This not is about the concept of imagination.

Cf. Future, umwelt, biosemiotics.

The typical understanding is that imagination is a property of an individual human brain.

By contrast, we understand imagination as an epiphenomenon. An impression formed by an individual of an effect produced by a situated community. On this account, imagination is a virtual prototype of an alternative future produced by a community. Members of the community can share this imagination but nobody has the full access to it, nor is it a full account of what is possible. This is in parallel to umwelten, or partial subjective experiences of the real lived world. Different beings have different perceptual worlds. In the same way, they have different imagined worlds. This understanding does not presume that all participants to have the cognitive ability to forum mental images or similar internal representations. However, they can contribute and partake in this virtual prototype of the future, to various degrees.

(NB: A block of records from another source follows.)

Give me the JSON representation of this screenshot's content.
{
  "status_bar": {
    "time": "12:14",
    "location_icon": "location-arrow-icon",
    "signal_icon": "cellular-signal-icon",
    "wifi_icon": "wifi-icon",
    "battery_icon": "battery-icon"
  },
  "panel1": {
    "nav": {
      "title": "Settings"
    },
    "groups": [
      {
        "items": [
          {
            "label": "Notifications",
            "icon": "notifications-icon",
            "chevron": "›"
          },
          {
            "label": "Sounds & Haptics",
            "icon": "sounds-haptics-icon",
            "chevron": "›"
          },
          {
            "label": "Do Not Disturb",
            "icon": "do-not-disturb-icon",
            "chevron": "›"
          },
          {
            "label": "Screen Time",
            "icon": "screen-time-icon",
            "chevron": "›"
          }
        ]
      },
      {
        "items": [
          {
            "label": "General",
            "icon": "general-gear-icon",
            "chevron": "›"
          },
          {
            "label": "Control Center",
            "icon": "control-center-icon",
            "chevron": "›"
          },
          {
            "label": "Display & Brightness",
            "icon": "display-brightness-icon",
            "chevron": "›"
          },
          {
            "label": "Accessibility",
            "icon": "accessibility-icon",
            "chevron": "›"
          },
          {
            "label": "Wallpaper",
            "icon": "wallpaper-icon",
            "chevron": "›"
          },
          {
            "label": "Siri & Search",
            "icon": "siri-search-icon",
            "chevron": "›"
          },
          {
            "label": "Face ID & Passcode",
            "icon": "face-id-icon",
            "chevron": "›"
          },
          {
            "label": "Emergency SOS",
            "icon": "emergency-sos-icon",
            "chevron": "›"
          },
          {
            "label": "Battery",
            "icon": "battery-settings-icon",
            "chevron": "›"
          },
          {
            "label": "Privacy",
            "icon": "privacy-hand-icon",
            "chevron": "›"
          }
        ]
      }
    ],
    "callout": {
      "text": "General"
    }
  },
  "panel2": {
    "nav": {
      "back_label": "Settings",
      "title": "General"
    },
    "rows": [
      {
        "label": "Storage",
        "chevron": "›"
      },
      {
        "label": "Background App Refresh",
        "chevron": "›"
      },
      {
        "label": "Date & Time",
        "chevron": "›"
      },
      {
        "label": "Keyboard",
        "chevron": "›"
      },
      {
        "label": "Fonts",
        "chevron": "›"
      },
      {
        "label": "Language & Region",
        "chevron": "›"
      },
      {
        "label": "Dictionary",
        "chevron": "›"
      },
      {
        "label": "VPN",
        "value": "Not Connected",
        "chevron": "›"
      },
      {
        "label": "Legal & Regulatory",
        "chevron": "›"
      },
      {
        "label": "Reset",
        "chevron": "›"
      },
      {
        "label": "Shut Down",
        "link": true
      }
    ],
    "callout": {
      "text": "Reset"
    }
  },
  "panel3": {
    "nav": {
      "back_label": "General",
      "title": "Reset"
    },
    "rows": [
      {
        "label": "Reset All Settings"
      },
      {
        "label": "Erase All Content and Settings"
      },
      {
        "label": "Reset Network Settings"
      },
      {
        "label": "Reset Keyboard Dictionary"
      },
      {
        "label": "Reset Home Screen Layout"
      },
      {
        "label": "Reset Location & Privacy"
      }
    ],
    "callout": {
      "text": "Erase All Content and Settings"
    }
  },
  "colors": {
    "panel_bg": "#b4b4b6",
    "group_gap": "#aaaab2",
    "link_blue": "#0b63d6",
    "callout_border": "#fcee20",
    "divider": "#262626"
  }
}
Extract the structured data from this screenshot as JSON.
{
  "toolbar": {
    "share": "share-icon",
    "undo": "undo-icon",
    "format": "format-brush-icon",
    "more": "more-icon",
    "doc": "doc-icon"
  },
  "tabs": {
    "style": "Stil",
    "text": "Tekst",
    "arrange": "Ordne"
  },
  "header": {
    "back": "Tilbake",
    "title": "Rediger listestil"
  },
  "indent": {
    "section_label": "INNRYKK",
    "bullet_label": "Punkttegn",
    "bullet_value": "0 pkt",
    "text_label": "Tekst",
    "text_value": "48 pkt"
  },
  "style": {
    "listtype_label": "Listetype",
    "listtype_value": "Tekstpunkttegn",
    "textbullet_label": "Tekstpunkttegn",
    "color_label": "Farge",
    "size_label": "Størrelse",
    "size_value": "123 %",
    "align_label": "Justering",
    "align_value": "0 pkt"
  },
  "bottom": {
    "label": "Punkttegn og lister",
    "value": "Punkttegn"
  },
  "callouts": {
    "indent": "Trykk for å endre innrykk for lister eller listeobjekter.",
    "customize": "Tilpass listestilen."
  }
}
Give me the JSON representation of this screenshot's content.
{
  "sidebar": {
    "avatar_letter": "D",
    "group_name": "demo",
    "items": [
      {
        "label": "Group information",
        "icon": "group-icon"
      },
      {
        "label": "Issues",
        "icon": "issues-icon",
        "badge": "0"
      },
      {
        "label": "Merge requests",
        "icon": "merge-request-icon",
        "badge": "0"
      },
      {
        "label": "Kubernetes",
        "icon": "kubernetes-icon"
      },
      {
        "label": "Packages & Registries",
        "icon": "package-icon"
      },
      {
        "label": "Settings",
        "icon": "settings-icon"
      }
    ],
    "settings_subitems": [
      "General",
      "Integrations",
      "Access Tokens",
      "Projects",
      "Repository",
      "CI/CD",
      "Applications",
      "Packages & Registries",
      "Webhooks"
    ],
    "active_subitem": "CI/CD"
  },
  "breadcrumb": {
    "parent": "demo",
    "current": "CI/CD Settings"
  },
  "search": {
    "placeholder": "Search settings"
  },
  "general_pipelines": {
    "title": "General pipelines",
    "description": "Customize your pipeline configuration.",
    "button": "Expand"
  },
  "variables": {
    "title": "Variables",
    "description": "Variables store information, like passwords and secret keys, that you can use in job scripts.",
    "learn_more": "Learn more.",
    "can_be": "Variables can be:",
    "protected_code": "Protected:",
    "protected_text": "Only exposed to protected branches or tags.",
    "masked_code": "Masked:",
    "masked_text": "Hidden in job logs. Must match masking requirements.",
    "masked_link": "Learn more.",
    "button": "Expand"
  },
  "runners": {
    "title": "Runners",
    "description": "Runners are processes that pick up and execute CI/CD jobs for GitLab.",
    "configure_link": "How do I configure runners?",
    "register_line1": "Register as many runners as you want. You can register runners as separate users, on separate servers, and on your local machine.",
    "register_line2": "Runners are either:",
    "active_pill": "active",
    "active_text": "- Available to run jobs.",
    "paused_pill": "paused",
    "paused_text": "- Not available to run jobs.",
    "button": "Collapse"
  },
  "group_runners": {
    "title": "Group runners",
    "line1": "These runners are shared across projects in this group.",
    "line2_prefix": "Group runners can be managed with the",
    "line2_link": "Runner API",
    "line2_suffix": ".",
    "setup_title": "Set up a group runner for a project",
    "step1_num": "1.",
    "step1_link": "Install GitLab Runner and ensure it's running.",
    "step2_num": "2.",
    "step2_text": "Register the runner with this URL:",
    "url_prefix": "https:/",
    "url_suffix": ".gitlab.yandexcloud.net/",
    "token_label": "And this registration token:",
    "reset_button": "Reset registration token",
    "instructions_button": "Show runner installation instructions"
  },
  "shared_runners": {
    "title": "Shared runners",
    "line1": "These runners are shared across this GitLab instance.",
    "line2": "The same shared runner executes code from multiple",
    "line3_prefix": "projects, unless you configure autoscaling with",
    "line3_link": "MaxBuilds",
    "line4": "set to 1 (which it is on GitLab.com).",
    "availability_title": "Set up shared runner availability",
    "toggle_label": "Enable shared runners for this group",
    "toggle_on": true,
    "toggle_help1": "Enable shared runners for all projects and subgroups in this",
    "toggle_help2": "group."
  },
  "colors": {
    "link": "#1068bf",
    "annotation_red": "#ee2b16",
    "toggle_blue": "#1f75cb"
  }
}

Relevant Terms

  • discursive imagination


Typical definitions automatically presume that imagination is individual and human. Maybe some animals can have it. It relates to mental imagery, perception, memory, and dreaming. For example, Kind's handbook does not cover collective or distributed approaches to imagination.

Yet, in the human brain/organism there no one single process that counts as "imagining".

For a human-centric aggregations, see:

Stevenson, Leslie. ‘Twelve Conceptions of Imagination’. The British Journal of Aesthetics 43, no. 3 (2003): 238–59.

Moral Imagination

Capacity to imagine how values and commitments will influence future experience, without enacting this experience. 1

Collective Imagination

  • Same shared imagined object
  • Same or similar contents and vehicles of representations (media or prompters)
  • Jointly committing to imagining something as one mind (I would say not needed, only in humans?)

Szanto, Thomas. ‘Collective Imagination: A Normative Account 1’. In Imagination and Social Perspectives: Approaches from Phenomenology and Psychopathology, edited by Michela Summa, Thomas Fuchs, and Luca Vanzago, 223–46. New York: Routledge, 2017.

Walton, Kendall L. Mimesis as Make-Believe: On the Foundations of the Representational Arts. Cambridge, MA: Harvard University Press, 1990.

Nonhuman Imagination

Typical argument distinguish 'practical' imagination in animals vs 'symbolic' imagination in humans (Cassirer).

Imagination in Biosemiotics


Wheeler, Wendy. ‘Art and Imagination: The Evolution of Meanings’. In Imagination and Art: Explorations in Contemporary Theory, edited by Keith A. Moser and Ananta Charana Sukla, 503–34. Leiden: Brill, 2020.

“the process of message exchanges, or semiosis, is an indispensable characteristic of all terrestrial life forms”

Sebeok, Thomas A. A Sign Is Just a Sign. Boulder: NetLibrary, 1999.

Distributed Imagination

Holobiont, collectivity and symbiosis in biology and thus collective production of imagination but distributed entities.

Gilbert, Scott F., Jan Sapp, and Alfred I. Tauber. ‘A Symbiotic View of Life: We Have Never Been Individuals’. The Quarterly Review of Biology 87, no. 4 (2012): 325–41.

Situated Imagination

History of Imagination

The idea that imagination is a desirable quality is rather new. It is perhaps introduced by Shakespeare in plays such as Midsummer Night's Dear where imagination and its symbols such as fairies are rethought. BBC Radio 4 - In Our Time, A Midsummer Night's Dream

The Christian tradition treated imagination with suspicion as something that can only go astray without the benevolent guidance of God.

The contemporary idea of imagination is inherited from the Romantics who in turn got their ideas from Shakespeare.

Of course, this is a very Western and Anglo interpretation.

Queues and Waiting

Queues as a form of meaningful #inefficiency (Private) or #redundancy (Private) in nature. Relevant to the question of moral imagination and Ecocentric Design.

Queues are but one model of matching the needs with resources. One can visuals this as metabolism. As ecology. The distribution of rights is then done based on statistical models.

What are the intentional functions of waiting?

Waiting and never getting as fundamental features of living in the temporal world.


Kind, Amy, ed. The Routledge Handbook of Philosophy of Imagination. London: Routledge, 2016.


  1. Johnson, Mark. ‘Moral Imagination’. In The Routledge Handbook of Philosophy of Imagination, edited by Amy Kind, 355–67. London: Routledge, 2016.˄